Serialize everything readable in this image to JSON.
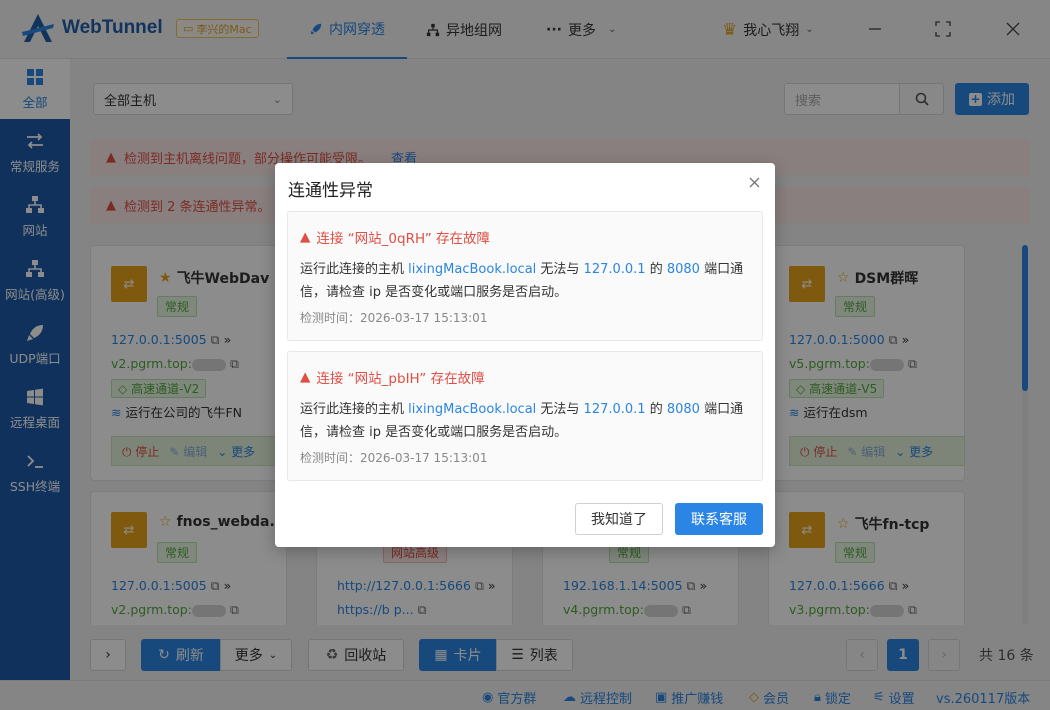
{
  "app": {
    "name": "WebTunnel",
    "device_badge": "李兴的Mac"
  },
  "nav": {
    "items": [
      {
        "label": "内网穿透",
        "active": true
      },
      {
        "label": "异地组网",
        "active": false
      },
      {
        "label": "更多",
        "active": false
      }
    ],
    "user": "我心飞翔"
  },
  "sidebar": {
    "items": [
      {
        "label": "全部",
        "active": true
      },
      {
        "label": "常规服务"
      },
      {
        "label": "网站"
      },
      {
        "label": "网站(高级)"
      },
      {
        "label": "UDP端口"
      },
      {
        "label": "远程桌面"
      },
      {
        "label": "SSH终端"
      }
    ]
  },
  "toolbar": {
    "host_select": "全部主机",
    "search_placeholder": "搜索",
    "add_label": "添加"
  },
  "alerts": [
    {
      "text": "检测到主机离线问题，部分操作可能受限。",
      "link": "查看"
    },
    {
      "text": "检测到 2 条连通性异常。"
    }
  ],
  "cards": [
    {
      "name": "飞牛WebDav",
      "starred": true,
      "tag": "常规",
      "local": "127.0.0.1:5005",
      "domain": "v2.pgrm.top:",
      "channel": "高速通道-V2",
      "runs_on": "运行在公司的飞牛FN",
      "stop": "停止",
      "edit": "编辑",
      "more": "更多"
    },
    {
      "name": "DSM群晖",
      "starred": false,
      "tag": "常规",
      "local": "127.0.0.1:5000",
      "domain": "v5.pgrm.top:",
      "channel": "高速通道-V5",
      "runs_on": "运行在dsm",
      "stop": "停止",
      "edit": "编辑",
      "more": "更多"
    },
    {
      "name": "fnos_webda...",
      "starred": false,
      "tag": "常规",
      "local": "127.0.0.1:5005",
      "domain": "v2.pgrm.top:"
    },
    {
      "name": "",
      "tag": "网站高级",
      "local": "http://127.0.0.1:5666",
      "domain": "https://b         p..."
    },
    {
      "name": "",
      "tag": "常规",
      "local": "192.168.1.14:5005",
      "domain": "v4.pgrm.top:"
    },
    {
      "name": "飞牛fn-tcp",
      "starred": false,
      "tag": "常规",
      "local": "127.0.0.1:5666",
      "domain": "v3.pgrm.top:"
    }
  ],
  "footer": {
    "refresh": "刷新",
    "more": "更多",
    "recycle": "回收站",
    "card_view": "卡片",
    "list_view": "列表",
    "page": "1",
    "total": "共 16 条"
  },
  "statusbar": {
    "items": [
      "官方群",
      "远程控制",
      "推广赚钱",
      "会员",
      "锁定",
      "设置"
    ],
    "version": "vs.260117版本"
  },
  "modal": {
    "title": "连通性异常",
    "issues": [
      {
        "title": "连接 “网站_0qRH” 存在故障",
        "pre": "运行此连接的主机 ",
        "host": "lixingMacBook.local",
        "mid1": " 无法与 ",
        "ip": "127.0.0.1",
        "mid2": " 的 ",
        "port": "8080",
        "post": " 端口通信，请检查 ip 是否变化或端口服务是否启动。",
        "time": "检测时间：2026-03-17 15:13:01"
      },
      {
        "title": "连接 “网站_pbIH” 存在故障",
        "pre": "运行此连接的主机 ",
        "host": "lixingMacBook.local",
        "mid1": " 无法与 ",
        "ip": "127.0.0.1",
        "mid2": " 的 ",
        "port": "8080",
        "post": " 端口通信，请检查 ip 是否变化或端口服务是否启动。",
        "time": "检测时间：2026-03-17 15:13:01"
      }
    ],
    "ok_label": "我知道了",
    "contact_label": "联系客服"
  },
  "colors": {
    "primary": "#2b85e4",
    "sidebar": "#1c5aa6",
    "danger": "#e04f44",
    "success": "#52a83c",
    "warning": "#e8a21a"
  }
}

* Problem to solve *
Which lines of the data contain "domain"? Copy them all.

* Output for this exercise *
      "domain": "v2.pgrm.top:",
      "domain": "v5.pgrm.top:",
      "domain": "v2.pgrm.top:"
      "domain": "https://b         p..."
      "domain": "v4.pgrm.top:"
      "domain": "v3.pgrm.top:"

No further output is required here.